So how does drug testing work today? The majority of testing today is performed through urine samples (as opposed to blood or hair). The main reasons for this are that it’s more cost-effective, the results are more quickly available, and they are usually as reliable as blood testing.

There are five categories used by employers when testing employees: for-cause, periodic, post-accident, pre-employment, and random. The most commonly used is “random,” but some job applicants will undergo a pre-employment test before continuing in the application process. Estimates for testing range from $100-$200 per person.

Does your company need drug testing? Depending on the type of work involved, it may not even be necessary. Usually, an employer needs a strong reason to test its employees, such as public safety concerns or potential loss of federal funding.

There are certain industries that make testing mandatory. Airlines test all employees that come in contact with the mechanics or operation of its airplanes. Pilots, flight attendants, mechanics, inspectors and ramp operators are among the group randomly urine tested. Employees accept their position knowing testing is mandatory and that there is little resistance. In fact, the Federal Aviation Administration enforces mandatory drug testing for all U.S. airlines.

Another agency concerned with public safety–as well as public image–is law enforcement.
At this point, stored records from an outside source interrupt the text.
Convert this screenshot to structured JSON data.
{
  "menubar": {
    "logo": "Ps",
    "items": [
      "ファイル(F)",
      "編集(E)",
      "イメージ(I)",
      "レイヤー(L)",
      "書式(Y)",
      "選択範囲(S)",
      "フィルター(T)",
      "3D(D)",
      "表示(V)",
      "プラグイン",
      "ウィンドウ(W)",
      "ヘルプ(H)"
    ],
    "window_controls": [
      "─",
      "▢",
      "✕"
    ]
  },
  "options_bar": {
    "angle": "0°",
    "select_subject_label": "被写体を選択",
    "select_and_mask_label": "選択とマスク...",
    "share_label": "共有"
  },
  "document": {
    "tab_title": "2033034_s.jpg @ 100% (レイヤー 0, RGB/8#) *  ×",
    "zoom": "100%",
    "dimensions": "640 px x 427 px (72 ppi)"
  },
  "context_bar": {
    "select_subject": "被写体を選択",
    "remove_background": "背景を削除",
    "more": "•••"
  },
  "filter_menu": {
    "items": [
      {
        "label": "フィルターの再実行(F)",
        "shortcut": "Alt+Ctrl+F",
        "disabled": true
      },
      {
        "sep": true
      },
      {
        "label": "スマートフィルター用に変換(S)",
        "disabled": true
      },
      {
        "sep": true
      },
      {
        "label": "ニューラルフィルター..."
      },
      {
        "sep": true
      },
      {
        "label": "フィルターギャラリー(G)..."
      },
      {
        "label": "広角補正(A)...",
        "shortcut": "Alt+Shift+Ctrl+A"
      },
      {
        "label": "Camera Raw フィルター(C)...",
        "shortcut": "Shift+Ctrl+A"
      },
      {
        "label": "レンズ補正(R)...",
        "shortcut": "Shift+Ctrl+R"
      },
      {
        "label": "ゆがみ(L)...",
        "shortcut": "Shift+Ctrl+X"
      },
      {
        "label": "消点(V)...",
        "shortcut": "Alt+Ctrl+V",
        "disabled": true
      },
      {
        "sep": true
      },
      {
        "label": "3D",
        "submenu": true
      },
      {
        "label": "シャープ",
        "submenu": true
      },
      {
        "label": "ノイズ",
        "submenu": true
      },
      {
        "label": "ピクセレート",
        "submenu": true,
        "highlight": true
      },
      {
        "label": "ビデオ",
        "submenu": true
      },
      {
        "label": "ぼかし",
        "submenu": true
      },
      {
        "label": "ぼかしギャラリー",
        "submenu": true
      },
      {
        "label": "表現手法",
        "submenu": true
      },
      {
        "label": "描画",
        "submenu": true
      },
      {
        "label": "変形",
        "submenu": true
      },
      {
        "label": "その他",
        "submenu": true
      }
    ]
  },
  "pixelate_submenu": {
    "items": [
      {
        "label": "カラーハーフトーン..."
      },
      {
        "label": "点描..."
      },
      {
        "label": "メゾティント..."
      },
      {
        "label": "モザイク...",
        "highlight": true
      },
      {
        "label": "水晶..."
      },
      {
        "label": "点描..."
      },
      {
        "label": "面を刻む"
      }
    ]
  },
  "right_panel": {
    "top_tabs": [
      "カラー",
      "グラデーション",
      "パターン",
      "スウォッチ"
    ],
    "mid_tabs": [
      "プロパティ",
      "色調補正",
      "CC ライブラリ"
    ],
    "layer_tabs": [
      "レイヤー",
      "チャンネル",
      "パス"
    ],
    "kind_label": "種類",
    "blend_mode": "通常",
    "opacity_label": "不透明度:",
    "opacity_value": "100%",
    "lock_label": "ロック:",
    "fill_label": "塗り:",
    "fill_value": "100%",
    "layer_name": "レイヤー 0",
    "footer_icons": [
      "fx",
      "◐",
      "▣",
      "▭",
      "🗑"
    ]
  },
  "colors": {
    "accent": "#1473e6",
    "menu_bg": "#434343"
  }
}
The Los Angeles County Sheriff’s Department has been testing since 1990. Officers’ urine is tested four to six times per year. What if an officer tests positive? They have a zero tolerance policy. If it’s not justified, the deputy is terminated.

Even if your employees are unionized, they can be drug tested. However, it’s the nature of the occupation that drives the degree of testing. One benefit that union members have over non-members is that they can negotiate what happens to the employee if they test positive. It’s up to each bargain unit to decide the fate of their brethren.

Federal government employees are at the mercy of their respective department secretary whether or not they will encounter drug tests. Specific agencies, like the Nuclear Regulatory Commission, are readily subjected to drug testing because of the nature of their jobs. They are classified as “safety sensitive workforce.”

Since contractors, states and municipalities are dependent on federal government dollars, Uncle Sam is able to dictate that federal funding will only go to qualified recipients who monitor and track employee drug use. Title 41, Chapter 10, Section 701 of the U.S. Code states, “No Federal agency shall make a grant to any individual unless such individual agrees as a condition of such grant that the individual will not engage in the unlawful manufacture, distribution, dispensation, possession, or use of a controlled substance in conducting any activity with such grant.”

Of course, with tests comes cheating. Drug masking kits have made it difficult for employers to detect any illegal substances. These kits are available at head shops and on the Internet. They generally consist of pills for a person to take if a test is imminent. Results are virtually flawless in giving a negative reading. (One mail-order company is so confident in its products’ ability to cover drug residue it offers a 200 percent “double your money back guarantee.”)

Drug Testing at Work by
Authored by: Harrison Barnes